A Beginner’s Guide To Confusion Matrix: Machine Learning 101

Original article was published on Artificial Intelligence on Medium

Understanding the working of Confusion Matrix

Let us now understand how the confusion matrix helps us to evaluate the performance of a model on a 2X2 binary classification.
For example, Let’s say we want to predict whether a person is suffering from a Diabetes or Not which is clearly a binary classification(0/1 or Yes/No).

The rows represent the Predicted Values our model is predicting.
The columns represent the Actual Values that we know beforehand.

The primary diagonal, i.e, the cells (1, 1) and (2, 2) represents the values that are predicted correctly by our model.
While all the other cells represent values that are incorrectly predicted by our model.
Let’s have a more in-depth understanding about each cell we are dealt with.
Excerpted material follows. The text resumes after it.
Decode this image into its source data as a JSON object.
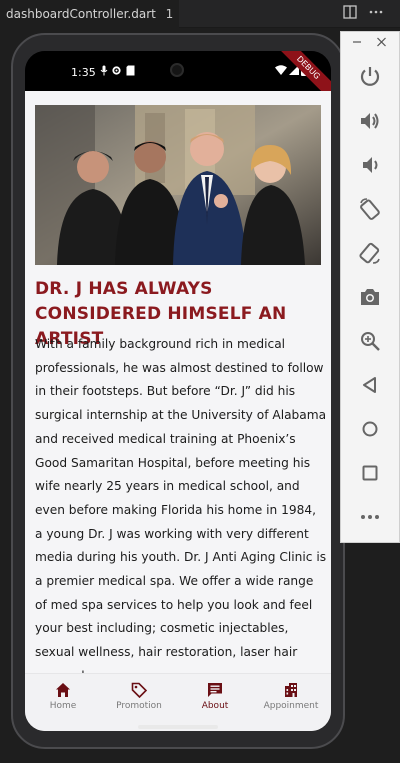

The cell (1, 1) represents that our model is classifying a person to be diabetic and he/she is actually diabetic. This is also known as True Positive.
The cell (2, 2) represents that our model is classifying a person to be NOT diabetic and he/she is actually NOT diabetic. This is also known as True Negative.
The cell (1, 2) represents that our model is classifying a person to be diabetic and he/she is actually NOT diabetic. This is also known as False Positive.
The cell (2, 1) represents that our model is classifying a person to be NOT diabetic and he/she is actually diabetic. This is also known as False Negative.

False Positive is also known as Type 1 Error.
Similarly, False Negative is also known as Type II Error.

Ideally, in our Machine Learning model the number of Type I Error and Type II error should be as low as possible.
It becomes even more important based on certain situations and fields such as the Medicinal Field and problem statements such as Breast Cancer Detection. Just imagine the situation if we say someone does NOT have cancer when he/she actually has. 😲

From the above Confusion Matrix we could also calculate some advanced metrics to evaluate our model and understand our model even further. Some of these are enlisted below:
1. Specificity and Sensitivity
2. Precision and Recall
3. F-Score

I may update this post and briefly explain the above metrics in the near future.